## [Exercise objective]
The finished copy should hold every entry exactly as given, and no pictures.

## [Records for the exercise]

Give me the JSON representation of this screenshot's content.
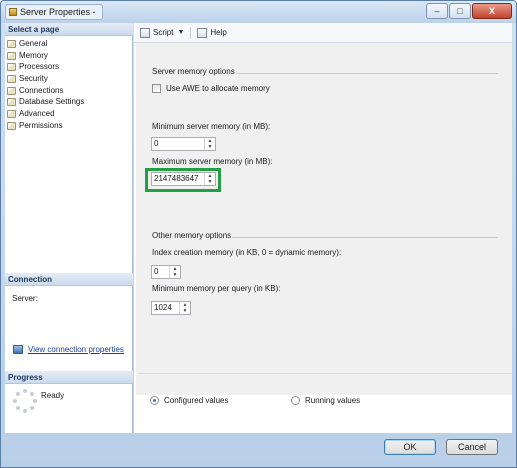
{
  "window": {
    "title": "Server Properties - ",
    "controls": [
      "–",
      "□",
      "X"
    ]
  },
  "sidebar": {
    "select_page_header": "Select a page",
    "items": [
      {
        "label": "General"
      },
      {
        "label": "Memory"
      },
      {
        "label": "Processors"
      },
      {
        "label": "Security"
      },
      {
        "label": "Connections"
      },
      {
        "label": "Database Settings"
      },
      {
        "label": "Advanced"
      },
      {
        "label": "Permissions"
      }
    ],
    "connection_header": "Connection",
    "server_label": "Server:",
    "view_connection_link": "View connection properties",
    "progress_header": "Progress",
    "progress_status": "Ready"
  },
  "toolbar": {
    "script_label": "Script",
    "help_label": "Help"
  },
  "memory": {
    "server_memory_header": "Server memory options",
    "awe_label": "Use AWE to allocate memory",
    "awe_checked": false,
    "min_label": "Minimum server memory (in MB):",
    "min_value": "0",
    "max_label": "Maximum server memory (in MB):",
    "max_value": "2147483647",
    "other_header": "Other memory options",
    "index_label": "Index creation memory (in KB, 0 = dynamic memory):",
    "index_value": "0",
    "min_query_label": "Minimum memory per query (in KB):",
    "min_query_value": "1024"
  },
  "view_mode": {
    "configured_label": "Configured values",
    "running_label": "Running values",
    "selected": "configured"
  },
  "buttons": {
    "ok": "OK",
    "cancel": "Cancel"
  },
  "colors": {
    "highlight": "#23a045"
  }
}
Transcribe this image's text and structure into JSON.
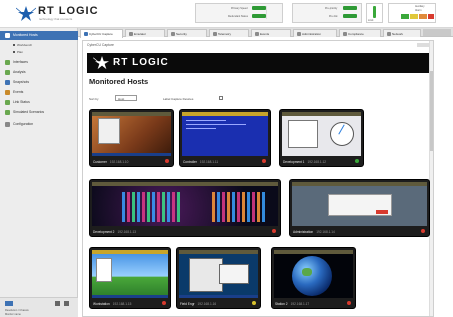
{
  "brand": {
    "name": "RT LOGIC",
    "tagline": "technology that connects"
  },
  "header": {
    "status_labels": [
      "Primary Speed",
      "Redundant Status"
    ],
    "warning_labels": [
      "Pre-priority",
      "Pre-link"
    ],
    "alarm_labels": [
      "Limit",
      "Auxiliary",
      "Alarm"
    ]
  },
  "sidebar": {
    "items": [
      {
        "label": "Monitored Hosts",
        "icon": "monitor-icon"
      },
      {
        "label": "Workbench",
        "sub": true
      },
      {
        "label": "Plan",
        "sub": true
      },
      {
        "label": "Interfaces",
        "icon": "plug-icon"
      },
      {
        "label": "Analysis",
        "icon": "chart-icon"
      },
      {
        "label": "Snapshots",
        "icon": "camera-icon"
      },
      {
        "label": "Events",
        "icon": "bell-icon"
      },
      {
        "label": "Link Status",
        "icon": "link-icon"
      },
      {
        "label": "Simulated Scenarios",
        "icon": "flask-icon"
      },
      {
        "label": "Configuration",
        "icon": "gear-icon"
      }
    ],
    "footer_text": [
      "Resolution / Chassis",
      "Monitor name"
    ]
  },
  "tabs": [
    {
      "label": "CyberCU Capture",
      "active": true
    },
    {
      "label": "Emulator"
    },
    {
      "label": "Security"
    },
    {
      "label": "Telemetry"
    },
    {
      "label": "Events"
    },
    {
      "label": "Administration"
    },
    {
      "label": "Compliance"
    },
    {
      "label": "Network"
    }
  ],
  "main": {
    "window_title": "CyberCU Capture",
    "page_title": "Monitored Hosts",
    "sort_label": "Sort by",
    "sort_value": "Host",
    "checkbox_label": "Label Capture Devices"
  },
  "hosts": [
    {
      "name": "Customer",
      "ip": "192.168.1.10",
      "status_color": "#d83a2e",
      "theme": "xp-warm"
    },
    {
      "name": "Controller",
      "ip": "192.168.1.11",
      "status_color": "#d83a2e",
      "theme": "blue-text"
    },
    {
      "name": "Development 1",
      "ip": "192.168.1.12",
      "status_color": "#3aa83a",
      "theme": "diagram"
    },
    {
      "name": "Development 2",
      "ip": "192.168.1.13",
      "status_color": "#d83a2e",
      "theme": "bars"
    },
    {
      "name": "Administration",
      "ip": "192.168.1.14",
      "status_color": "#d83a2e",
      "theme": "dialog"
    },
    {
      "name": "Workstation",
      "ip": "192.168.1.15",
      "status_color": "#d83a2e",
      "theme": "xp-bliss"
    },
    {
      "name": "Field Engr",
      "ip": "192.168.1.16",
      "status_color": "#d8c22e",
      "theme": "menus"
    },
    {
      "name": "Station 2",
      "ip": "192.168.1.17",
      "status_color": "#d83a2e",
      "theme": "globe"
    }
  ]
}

## [Completed task]
Give me the JSON representation of this screenshot's content.
{
  "window": {
    "title": "Server Properties - ",
    "controls": [
      "–",
      "□",
      "X"
    ]
  },
  "sidebar": {
    "select_page_header": "Select a page",
    "items": [
      {
        "label": "General"
      },
      {
        "label": "Memory"
      },
      {
        "label": "Processors"
      },
      {
        "label": "Security"
      },
      {
        "label": "Connections"
      },
      {
        "label": "Database Settings"
      },
      {
        "label": "Advanced"
      },
      {
        "label": "Permissions"
      }
    ],
    "connection_header": "Connection",
    "server_label": "Server:",
    "view_connection_link": "View connection properties",
    "progress_header": "Progress",
    "progress_status": "Ready"
  },
  "toolbar": {
    "script_label": "Script",
    "help_label": "Help"
  },
  "memory": {
    "server_memory_header": "Server memory options",
    "awe_label": "Use AWE to allocate memory",
    "awe_checked": false,
    "min_label": "Minimum server memory (in MB):",
    "min_value": "0",
    "max_label": "Maximum server memory (in MB):",
    "max_value": "2147483647",
    "other_header": "Other memory options",
    "index_label": "Index creation memory (in KB, 0 = dynamic memory):",
    "index_value": "0",
    "min_query_label": "Minimum memory per query (in KB):",
    "min_query_value": "1024"
  },
  "view_mode": {
    "configured_label": "Configured values",
    "running_label": "Running values",
    "selected": "configured"
  },
  "buttons": {
    "ok": "OK",
    "cancel": "Cancel"
  },
  "colors": {
    "highlight": "#23a045"
  }
}
Transcribe this image's text and structure into JSON.
{
  "brand": {
    "name": "RT LOGIC",
    "tagline": "technology that connects"
  },
  "header": {
    "status_labels": [
      "Primary Speed",
      "Redundant Status"
    ],
    "warning_labels": [
      "Pre-priority",
      "Pre-link"
    ],
    "alarm_labels": [
      "Limit",
      "Auxiliary",
      "Alarm"
    ]
  },
  "sidebar": {
    "items": [
      {
        "label": "Monitored Hosts",
        "icon": "monitor-icon"
      },
      {
        "label": "Workbench",
        "sub": true
      },
      {
        "label": "Plan",
        "sub": true
      },
      {
        "label": "Interfaces",
        "icon": "plug-icon"
      },
      {
        "label": "Analysis",
        "icon": "chart-icon"
      },
      {
        "label": "Snapshots",
        "icon": "camera-icon"
      },
      {
        "label": "Events",
        "icon": "bell-icon"
      },
      {
        "label": "Link Status",
        "icon": "link-icon"
      },
      {
        "label": "Simulated Scenarios",
        "icon": "flask-icon"
      },
      {
        "label": "Configuration",
        "icon": "gear-icon"
      }
    ],
    "footer_text": [
      "Resolution / Chassis",
      "Monitor name"
    ]
  },
  "tabs": [
    {
      "label": "CyberCU Capture",
      "active": true
    },
    {
      "label": "Emulator"
    },
    {
      "label": "Security"
    },
    {
      "label": "Telemetry"
    },
    {
      "label": "Events"
    },
    {
      "label": "Administration"
    },
    {
      "label": "Compliance"
    },
    {
      "label": "Network"
    }
  ],
  "main": {
    "window_title": "CyberCU Capture",
    "page_title": "Monitored Hosts",
    "sort_label": "Sort by",
    "sort_value": "Host",
    "checkbox_label": "Label Capture Devices"
  },
  "hosts": [
    {
      "name": "Customer",
      "ip": "192.168.1.10",
      "status_color": "#d83a2e",
      "theme": "xp-warm"
    },
    {
      "name": "Controller",
      "ip": "192.168.1.11",
      "status_color": "#d83a2e",
      "theme": "blue-text"
    },
    {
      "name": "Development 1",
      "ip": "192.168.1.12",
      "status_color": "#3aa83a",
      "theme": "diagram"
    },
    {
      "name": "Development 2",
      "ip": "192.168.1.13",
      "status_color": "#d83a2e",
      "theme": "bars"
    },
    {
      "name": "Administration",
      "ip": "192.168.1.14",
      "status_color": "#d83a2e",
      "theme": "dialog"
    },
    {
      "name": "Workstation",
      "ip": "192.168.1.15",
      "status_color": "#d83a2e",
      "theme": "xp-bliss"
    },
    {
      "name": "Field Engr",
      "ip": "192.168.1.16",
      "status_color": "#d8c22e",
      "theme": "menus"
    },
    {
      "name": "Station 2",
      "ip": "192.168.1.17",
      "status_color": "#d83a2e",
      "theme": "globe"
    }
  ]
}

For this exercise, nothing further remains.